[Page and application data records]

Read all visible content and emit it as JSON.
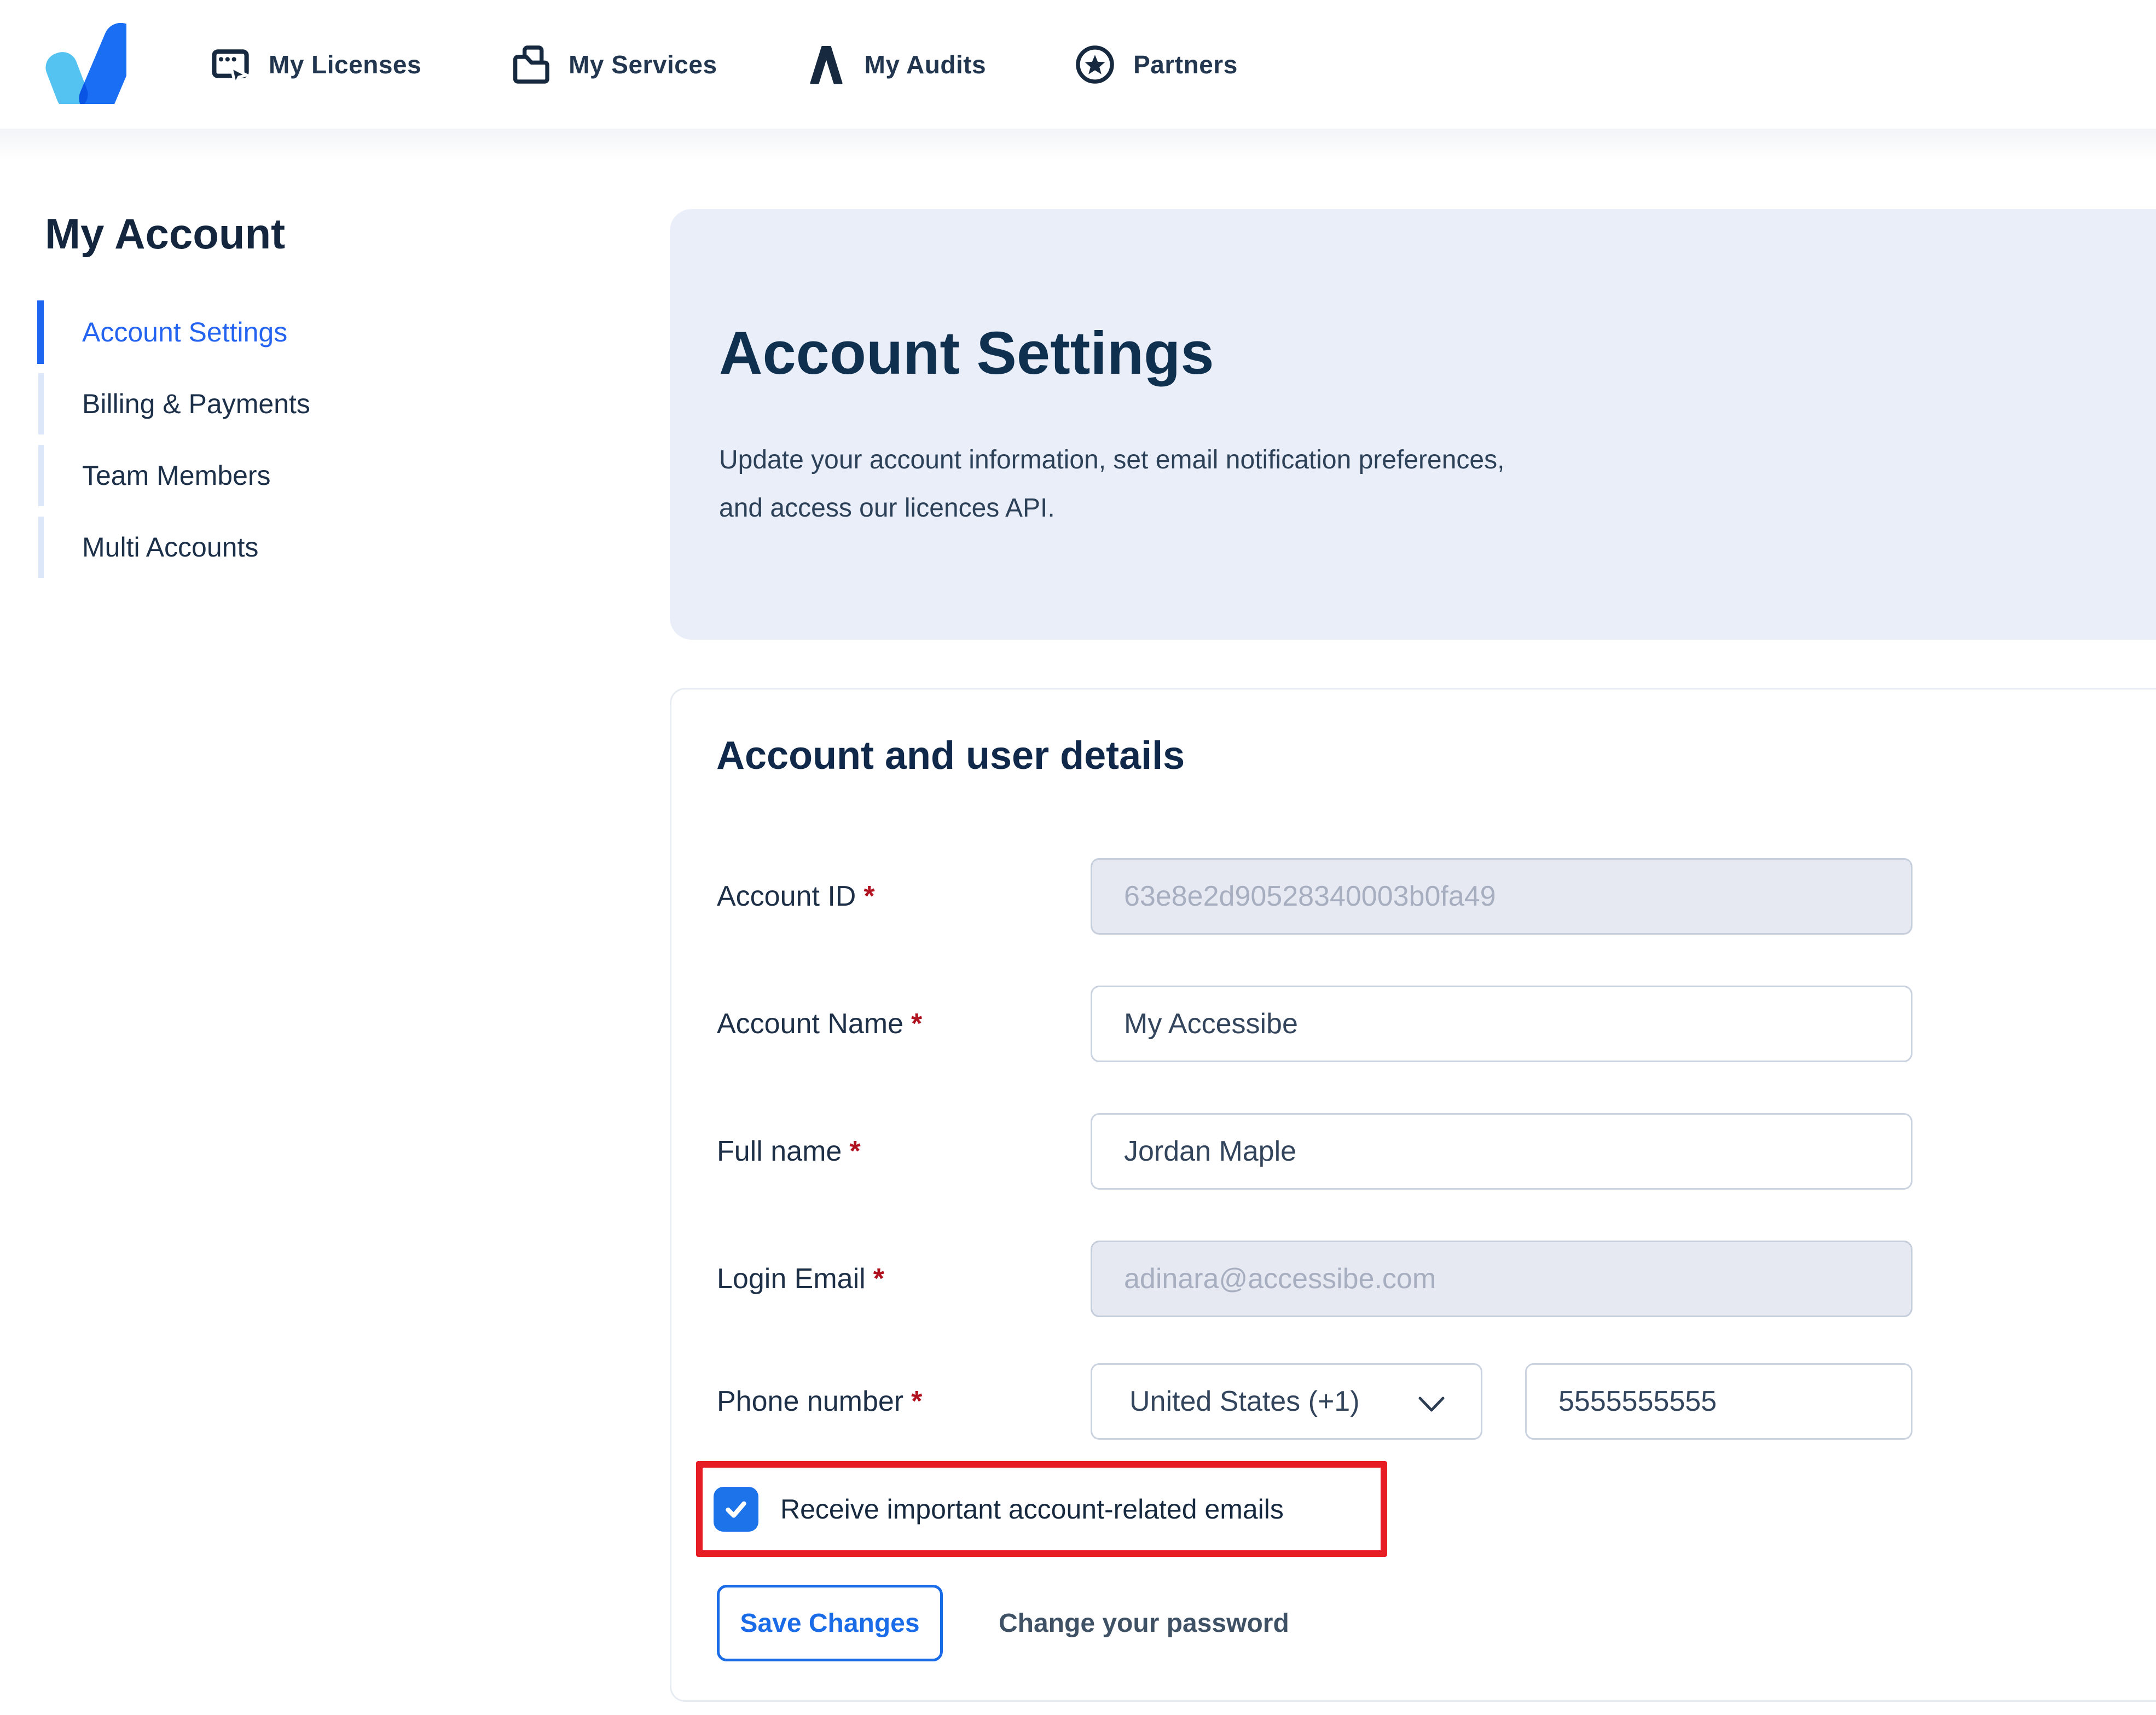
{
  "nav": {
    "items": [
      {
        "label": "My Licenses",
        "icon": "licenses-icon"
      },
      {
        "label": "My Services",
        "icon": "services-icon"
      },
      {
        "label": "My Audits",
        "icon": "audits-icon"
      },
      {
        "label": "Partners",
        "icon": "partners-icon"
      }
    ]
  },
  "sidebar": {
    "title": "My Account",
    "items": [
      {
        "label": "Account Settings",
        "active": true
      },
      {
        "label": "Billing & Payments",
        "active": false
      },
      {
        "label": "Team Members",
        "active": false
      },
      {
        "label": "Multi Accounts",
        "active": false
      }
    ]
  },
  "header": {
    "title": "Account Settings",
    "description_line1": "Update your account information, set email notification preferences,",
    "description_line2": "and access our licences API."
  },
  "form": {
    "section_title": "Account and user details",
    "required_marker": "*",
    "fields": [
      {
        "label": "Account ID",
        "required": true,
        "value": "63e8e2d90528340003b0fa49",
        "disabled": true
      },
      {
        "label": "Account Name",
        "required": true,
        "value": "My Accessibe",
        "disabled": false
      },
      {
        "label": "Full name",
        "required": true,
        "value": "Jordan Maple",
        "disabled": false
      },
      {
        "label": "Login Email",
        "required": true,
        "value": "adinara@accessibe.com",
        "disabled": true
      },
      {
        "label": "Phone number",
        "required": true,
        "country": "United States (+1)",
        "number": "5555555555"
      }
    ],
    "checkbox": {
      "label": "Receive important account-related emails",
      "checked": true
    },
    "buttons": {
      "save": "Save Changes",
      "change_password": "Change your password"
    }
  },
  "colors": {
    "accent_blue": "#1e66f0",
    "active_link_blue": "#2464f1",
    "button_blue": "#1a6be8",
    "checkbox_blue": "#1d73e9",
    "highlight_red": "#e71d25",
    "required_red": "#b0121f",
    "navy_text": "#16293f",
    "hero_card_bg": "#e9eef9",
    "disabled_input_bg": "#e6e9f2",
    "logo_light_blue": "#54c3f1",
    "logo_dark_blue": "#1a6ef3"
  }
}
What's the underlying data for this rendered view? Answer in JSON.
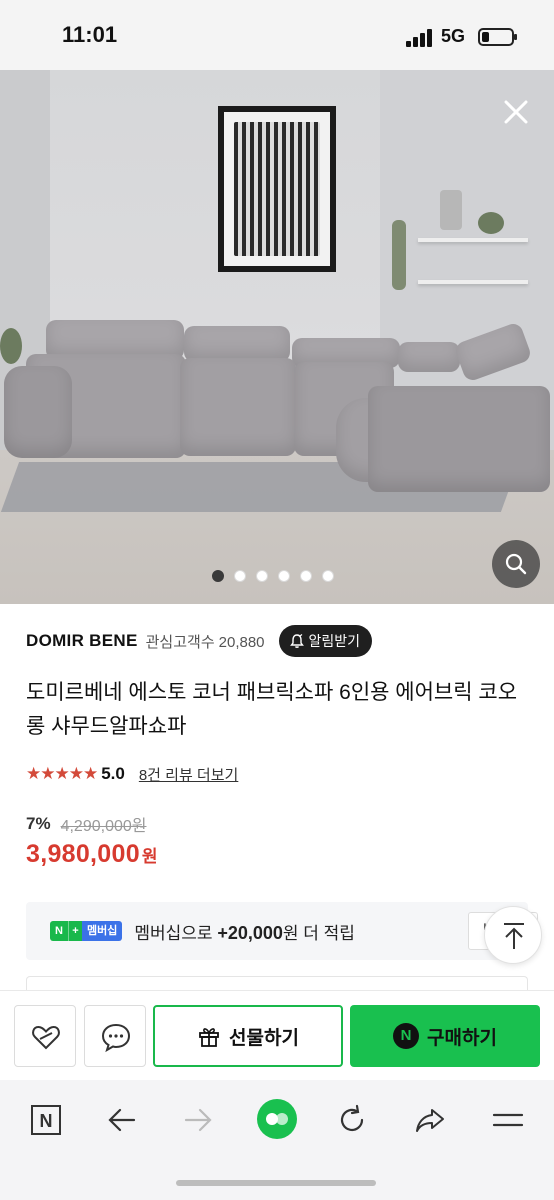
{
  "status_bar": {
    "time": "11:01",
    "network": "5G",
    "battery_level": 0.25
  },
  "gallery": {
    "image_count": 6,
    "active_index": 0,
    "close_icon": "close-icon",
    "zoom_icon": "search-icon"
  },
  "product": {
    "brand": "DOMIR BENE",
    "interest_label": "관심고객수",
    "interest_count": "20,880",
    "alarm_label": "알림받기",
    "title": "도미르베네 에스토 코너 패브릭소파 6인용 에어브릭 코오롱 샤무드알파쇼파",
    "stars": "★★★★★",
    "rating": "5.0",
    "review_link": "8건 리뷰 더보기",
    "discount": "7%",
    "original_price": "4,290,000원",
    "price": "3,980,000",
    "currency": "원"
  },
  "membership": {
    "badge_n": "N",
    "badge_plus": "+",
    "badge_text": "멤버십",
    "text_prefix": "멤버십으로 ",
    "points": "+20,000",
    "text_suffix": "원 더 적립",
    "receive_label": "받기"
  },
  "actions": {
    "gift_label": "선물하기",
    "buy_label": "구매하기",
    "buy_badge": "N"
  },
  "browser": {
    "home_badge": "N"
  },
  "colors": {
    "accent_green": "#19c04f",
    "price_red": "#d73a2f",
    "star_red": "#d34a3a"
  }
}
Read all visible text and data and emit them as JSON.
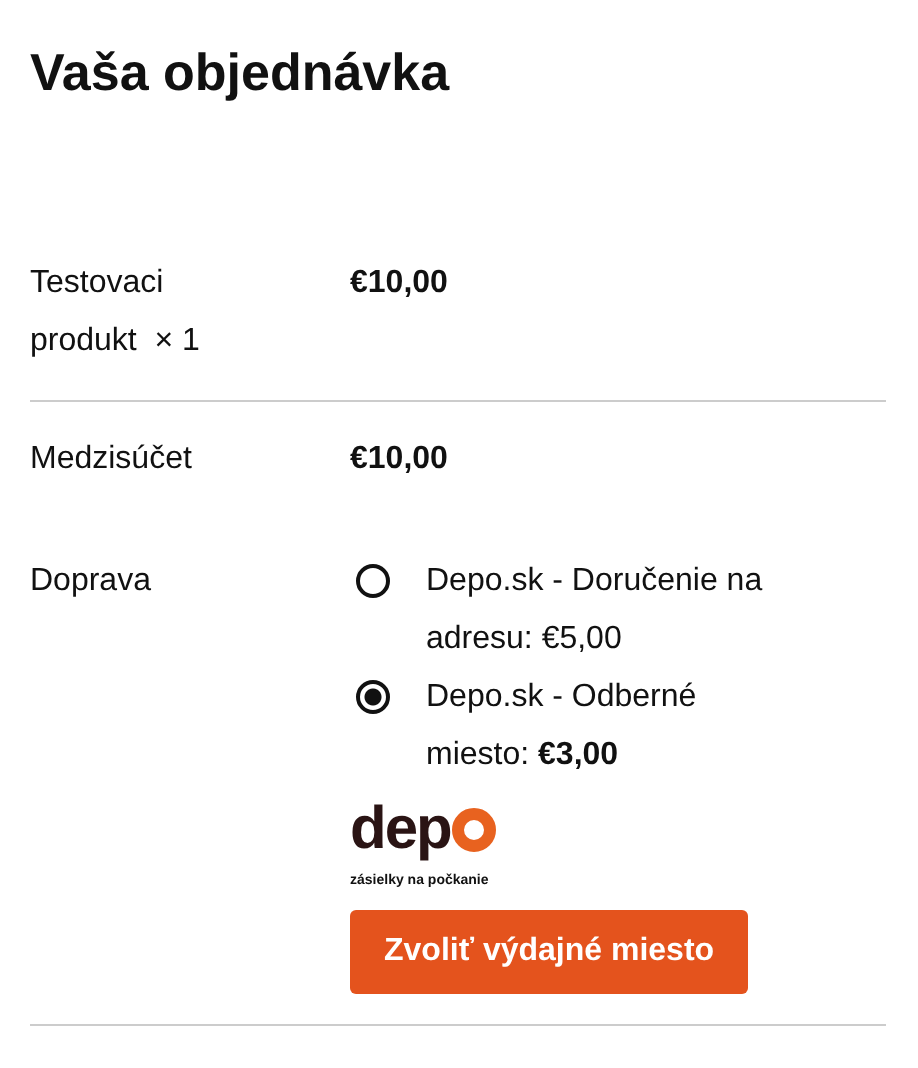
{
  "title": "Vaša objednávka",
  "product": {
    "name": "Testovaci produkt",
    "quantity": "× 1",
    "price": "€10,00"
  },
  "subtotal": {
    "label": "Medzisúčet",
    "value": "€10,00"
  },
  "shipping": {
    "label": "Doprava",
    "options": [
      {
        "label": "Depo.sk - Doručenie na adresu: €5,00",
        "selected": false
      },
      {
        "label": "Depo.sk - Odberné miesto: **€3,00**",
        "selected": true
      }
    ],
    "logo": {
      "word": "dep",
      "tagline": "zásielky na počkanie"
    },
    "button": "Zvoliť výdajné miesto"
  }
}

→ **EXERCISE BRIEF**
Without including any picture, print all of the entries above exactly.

→ **ANSWER TO THIS EXERCISE**
Read all visible content and emit it as JSON.
{
  "nav": {
    "items": [
      {
        "label": "My Licenses",
        "icon": "licenses-icon"
      },
      {
        "label": "My Services",
        "icon": "services-icon"
      },
      {
        "label": "My Audits",
        "icon": "audits-icon"
      },
      {
        "label": "Partners",
        "icon": "partners-icon"
      }
    ]
  },
  "sidebar": {
    "title": "My Account",
    "items": [
      {
        "label": "Account Settings",
        "active": true
      },
      {
        "label": "Billing & Payments",
        "active": false
      },
      {
        "label": "Team Members",
        "active": false
      },
      {
        "label": "Multi Accounts",
        "active": false
      }
    ]
  },
  "header": {
    "title": "Account Settings",
    "description_line1": "Update your account information, set email notification preferences,",
    "description_line2": "and access our licences API."
  },
  "form": {
    "section_title": "Account and user details",
    "required_marker": "*",
    "fields": [
      {
        "label": "Account ID",
        "required": true,
        "value": "63e8e2d90528340003b0fa49",
        "disabled": true
      },
      {
        "label": "Account Name",
        "required": true,
        "value": "My Accessibe",
        "disabled": false
      },
      {
        "label": "Full name",
        "required": true,
        "value": "Jordan Maple",
        "disabled": false
      },
      {
        "label": "Login Email",
        "required": true,
        "value": "adinara@accessibe.com",
        "disabled": true
      },
      {
        "label": "Phone number",
        "required": true,
        "country": "United States (+1)",
        "number": "5555555555"
      }
    ],
    "checkbox": {
      "label": "Receive important account-related emails",
      "checked": true
    },
    "buttons": {
      "save": "Save Changes",
      "change_password": "Change your password"
    }
  },
  "colors": {
    "accent_blue": "#1e66f0",
    "active_link_blue": "#2464f1",
    "button_blue": "#1a6be8",
    "checkbox_blue": "#1d73e9",
    "highlight_red": "#e71d25",
    "required_red": "#b0121f",
    "navy_text": "#16293f",
    "hero_card_bg": "#e9eef9",
    "disabled_input_bg": "#e6e9f2",
    "logo_light_blue": "#54c3f1",
    "logo_dark_blue": "#1a6ef3"
  }
}
What's the underlying data for this rendered view? Answer in JSON.
{
  "status_bar": {
    "time": "11:01",
    "network": "5G",
    "battery_level": 0.25
  },
  "gallery": {
    "image_count": 6,
    "active_index": 0,
    "close_icon": "close-icon",
    "zoom_icon": "search-icon"
  },
  "product": {
    "brand": "DOMIR BENE",
    "interest_label": "관심고객수",
    "interest_count": "20,880",
    "alarm_label": "알림받기",
    "title": "도미르베네 에스토 코너 패브릭소파 6인용 에어브릭 코오롱 샤무드알파쇼파",
    "stars": "★★★★★",
    "rating": "5.0",
    "review_link": "8건 리뷰 더보기",
    "discount": "7%",
    "original_price": "4,290,000원",
    "price": "3,980,000",
    "currency": "원"
  },
  "membership": {
    "badge_n": "N",
    "badge_plus": "+",
    "badge_text": "멤버십",
    "text_prefix": "멤버십으로 ",
    "points": "+20,000",
    "text_suffix": "원 더 적립",
    "receive_label": "받기"
  },
  "actions": {
    "gift_label": "선물하기",
    "buy_label": "구매하기",
    "buy_badge": "N"
  },
  "browser": {
    "home_badge": "N"
  },
  "colors": {
    "accent_green": "#19c04f",
    "price_red": "#d73a2f",
    "star_red": "#d34a3a"
  }
}
Read all visible text and data and emit them as JSON.
{
  "title": "Vaša objednávka",
  "product": {
    "name": "Testovaci produkt",
    "quantity": "× 1",
    "price": "€10,00"
  },
  "subtotal": {
    "label": "Medzisúčet",
    "value": "€10,00"
  },
  "shipping": {
    "label": "Doprava",
    "options": [
      {
        "label": "Depo.sk - Doručenie na adresu: €5,00",
        "selected": false
      },
      {
        "label": "Depo.sk - Odberné miesto: **€3,00**",
        "selected": true
      }
    ],
    "logo": {
      "word": "dep",
      "tagline": "zásielky na počkanie"
    },
    "button": "Zvoliť výdajné miesto"
  }
}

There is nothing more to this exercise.